“In today’s context of multicultural societies, respect for religious freedom is one of the fundamental factors by which the health of a given democracy can be evaluated as being truly a home for everyone. Promoting religious freedom appears particularly important in averting and countering the phenomena of extremist violence and radicalisation, against which governments and international organisations are currently engaged, among them the Council of Europe”.
|Cardinal Rauber to take possession of his diaconate|
Vatican City, (VIS) – The Office of Liturgical Celebrations of the Supreme Pontiff today announced that on , Cardinal Karl-Josef Rauber will take possession of the diaconate of Sant'Antonio di Padova a Circonvallazione Appia, (Circonvallazione Appia, 150).
|Other Pontifical Acts|
Vatican City, (VIS) – The Holy Father has appointed Rev. Fr. Aliaksandr Yasheuski, S.D.B., as auxiliary of the archdiocese of Minsk-Mohilev (area 69,800, population 4,253,000, Catholics 610,000, priests 124, religious 147), Belarus. The bishop-elect was born in 1974 in Smarhon, Belarus, gave his perpetual vows in 1998, and was ordained a priest in 2000. He holds a licentiate in dogmatic theology from the Pontifical Salesian University of Rome, and has served in a number of pastoral roles in the diocese of Grodno, Belarus, including parish administrator, and within his community as director of the Salesian novitiate in Oktiabrsk in the province of Moscow, Russian Federation. In Minsk he has served as parish vicar, director of the office for education and religious teaching, director of the Salesian community, and teacher of dogmatic theology at the centre for the preparation of catechists. He is currently parish vicar in Smarhon, director of the local Salesian community, and vicar and bursar of the Belarusian delegation of the Salesian society.

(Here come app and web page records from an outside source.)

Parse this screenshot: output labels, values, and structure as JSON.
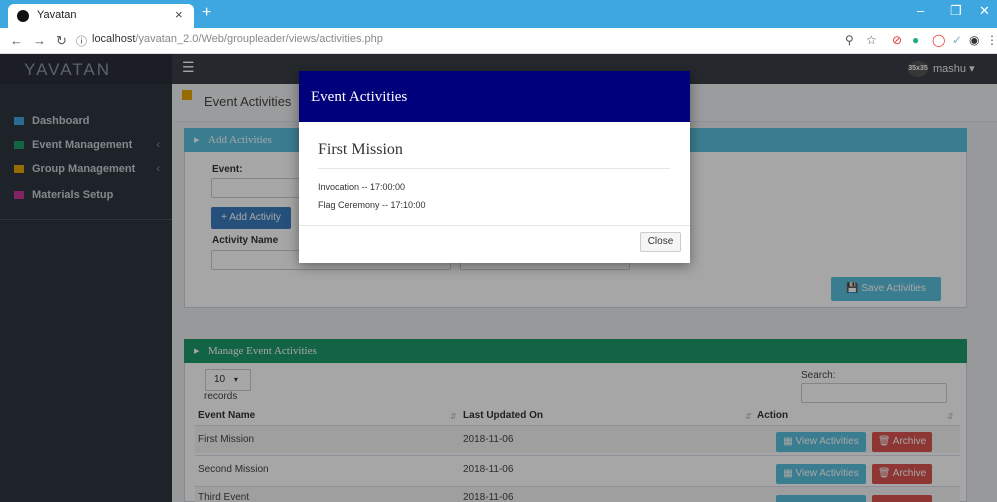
{
  "browser": {
    "tab_title": "Yavatan",
    "tab_close": "×",
    "new_tab": "+",
    "url_host": "localhost",
    "url_path": "/yavatan_2.0/Web/groupleader/views/activities.php",
    "url_info": "ⓘ"
  },
  "app": {
    "logo": "YAVATAN",
    "user": "mashu",
    "avatar_text": "35x35"
  },
  "sidebar": {
    "items": [
      {
        "label": "Dashboard",
        "color": "#3ea7e0"
      },
      {
        "label": "Event Management",
        "color": "#1e9a6b"
      },
      {
        "label": "Group Management",
        "color": "#e8a500"
      },
      {
        "label": "Materials Setup",
        "color": "#c8379a"
      }
    ]
  },
  "page": {
    "title": "Event Activities"
  },
  "add_panel": {
    "title": "Add Activities",
    "event_label": "Event:",
    "add_button": "Add Activity",
    "activity_name_label": "Activity Name",
    "save_button": "Save Activities",
    "color": "#5bc0de"
  },
  "manage_panel": {
    "title": "Manage Event Activities",
    "color": "#1e9a6b",
    "page_size": "10",
    "records_label": "records",
    "search_label": "Search:",
    "columns": [
      "Event Name",
      "Last Updated On",
      "Action"
    ],
    "rows": [
      {
        "event": "First Mission",
        "updated": "2018-11-06"
      },
      {
        "event": "Second Mission",
        "updated": "2018-11-06"
      },
      {
        "event": "Third Event",
        "updated": "2018-11-06"
      }
    ],
    "view_button": "View Activities",
    "archive_button": "Archive"
  },
  "modal": {
    "title": "Event Activities",
    "event_name": "First Mission",
    "activities": [
      "Invocation -- 17:00:00",
      "Flag Ceremony -- 17:10:00"
    ],
    "close_button": "Close",
    "header_color": "#00007a"
  }
}
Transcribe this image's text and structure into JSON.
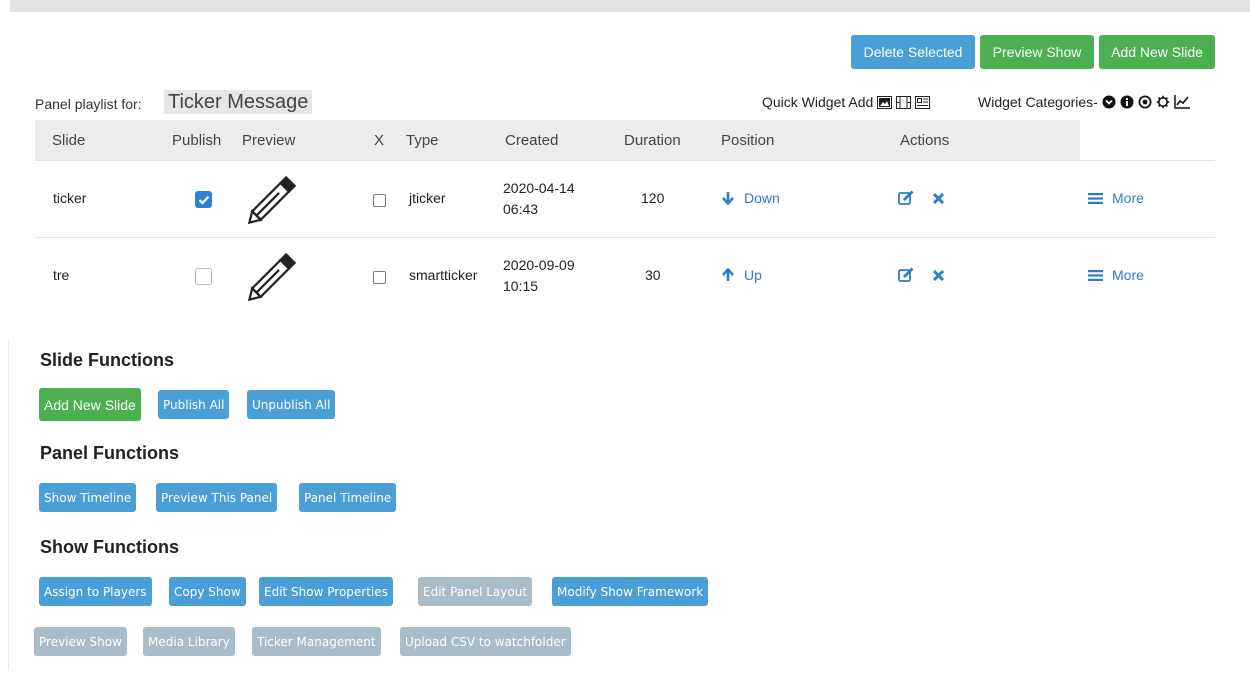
{
  "top_actions": {
    "delete_selected": "Delete Selected",
    "preview_show": "Preview Show",
    "add_new_slide": "Add New Slide"
  },
  "panel": {
    "label": "Panel playlist for:",
    "name": "Ticker Message"
  },
  "quick_widget_add": {
    "label": "Quick Widget Add",
    "icons": [
      "image-icon",
      "film-icon",
      "newspaper-icon"
    ]
  },
  "widget_categories": {
    "label": "Widget Categories-",
    "icons": [
      "chevron-circle-icon",
      "info-circle-icon",
      "dot-circle-icon",
      "gear-icon",
      "line-chart-icon"
    ]
  },
  "table": {
    "headers": {
      "slide": "Slide",
      "publish": "Publish",
      "preview": "Preview",
      "x": "X",
      "type": "Type",
      "created": "Created",
      "duration": "Duration",
      "position": "Position",
      "actions": "Actions"
    },
    "rows": [
      {
        "slide": "ticker",
        "published": true,
        "type": "jticker",
        "created_date": "2020-04-14",
        "created_time": "06:43",
        "duration": "120",
        "position_label": "Down",
        "more_label": "More"
      },
      {
        "slide": "tre",
        "published": false,
        "type": "smartticker",
        "created_date": "2020-09-09",
        "created_time": "10:15",
        "duration": "30",
        "position_label": "Up",
        "more_label": "More"
      }
    ]
  },
  "slide_functions": {
    "title": "Slide Functions",
    "add_new_slide": "Add New Slide",
    "publish_all": "Publish All",
    "unpublish_all": "Unpublish All"
  },
  "panel_functions": {
    "title": "Panel Functions",
    "show_timeline": "Show Timeline",
    "preview_this_panel": "Preview This Panel",
    "panel_timeline": "Panel Timeline"
  },
  "show_functions": {
    "title": "Show Functions",
    "assign_to_players": "Assign to Players",
    "copy_show": "Copy Show",
    "edit_show_properties": "Edit Show Properties",
    "edit_panel_layout": "Edit Panel Layout",
    "modify_show_framework": "Modify Show Framework",
    "preview_show": "Preview Show",
    "media_library": "Media Library",
    "ticker_management": "Ticker Management",
    "upload_csv": "Upload CSV to watchfolder"
  },
  "colors": {
    "blue": "#4a9fd6",
    "green": "#4cb051",
    "disabled": "#a8bcc9",
    "link": "#2e7ccc"
  }
}
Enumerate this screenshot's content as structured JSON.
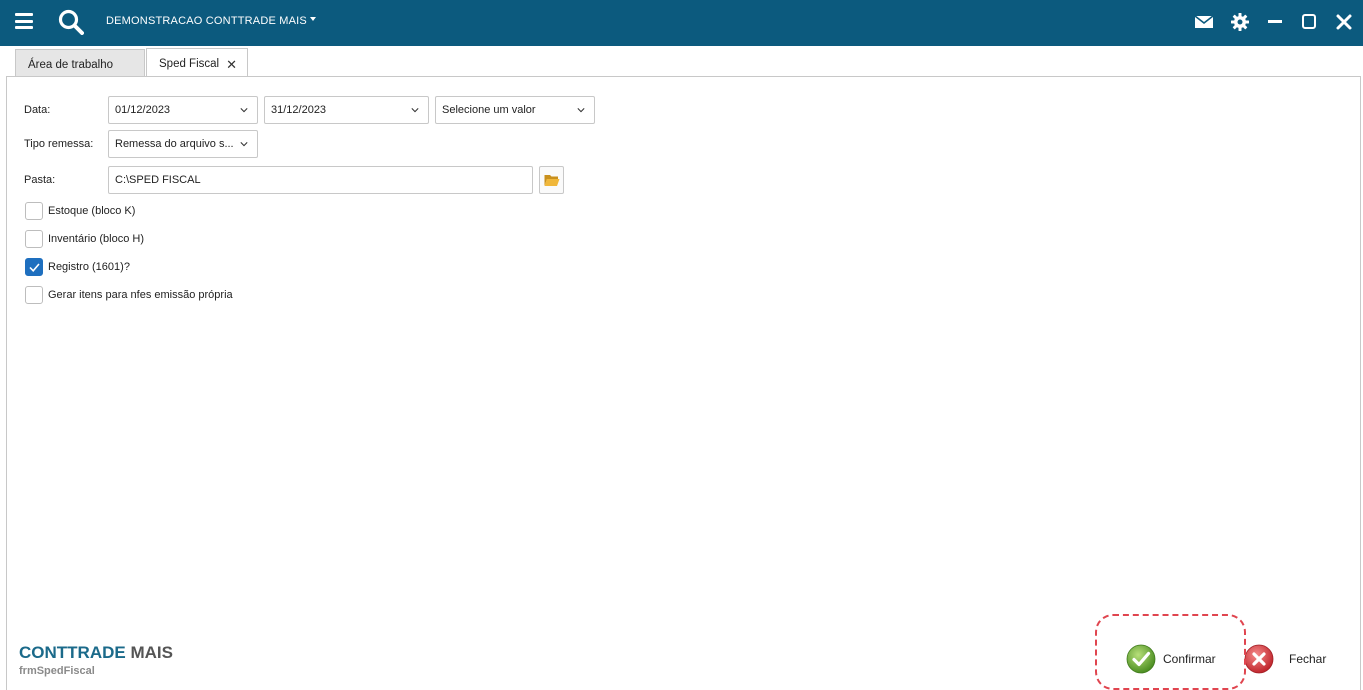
{
  "topbar": {
    "company": "DEMONSTRACAO CONTTRADE MAIS",
    "icons": [
      "menu-icon",
      "search-icon",
      "envelope-icon",
      "gear-icon",
      "minimize-icon",
      "maximize-icon",
      "close-icon"
    ],
    "background_color": "#0c5a7e"
  },
  "tabs": [
    {
      "label": "Área de trabalho",
      "active": false
    },
    {
      "label": "Sped Fiscal",
      "active": true
    }
  ],
  "form": {
    "data_label": "Data:",
    "date_from": "01/12/2023",
    "date_to": "31/12/2023",
    "select_placeholder": "Selecione um valor",
    "tipo_label": "Tipo remessa:",
    "tipo_value": "Remessa do arquivo s...",
    "pasta_label": "Pasta:",
    "pasta_value": "C:\\SPED FISCAL",
    "checkboxes": [
      {
        "label": "Estoque (bloco K)",
        "checked": false
      },
      {
        "label": "Inventário (bloco H)",
        "checked": false
      },
      {
        "label": "Registro (1601)?",
        "checked": true
      },
      {
        "label": "Gerar itens para nfes emissão própria",
        "checked": false
      }
    ]
  },
  "footer": {
    "brand_part1": "CONTTRADE",
    "brand_part2": " MAIS",
    "form_name": "frmSpedFiscal",
    "confirm_label": "Confirmar",
    "close_label": "Fechar"
  },
  "colors": {
    "accent": "#0c5a7e",
    "checkbox_checked": "#1e6fbf",
    "highlight": "#e0454f",
    "confirm_green": "#5aa02c",
    "close_red": "#d8333a"
  }
}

Sant'Angelo in Pescheria, Rome Martyr with Amantius, Caerealis, and Primitivus during the reign of Emperor Hadrian (r. 117-138). He was the husband of St. Symphorosa. An officer in the Roman army, he resigned when he became a Christian and returned to his estates near Tivoli, Italy. There he converted Caerealis, the imperial legate sent to arrest him. With his brother Amantius and with Caerealis and Primitivus, Getulius was tortured and martyred at Tivoli. The significance of the conversion rests in part upon the fact that the emperor himself owned a large and famous estate in the same area, an indication of how the Christian faith had established itself among the ranks of the wealthy patrician class of the empire.
(Taken from Our Sunday Visitor's Encyclopedia of Saints)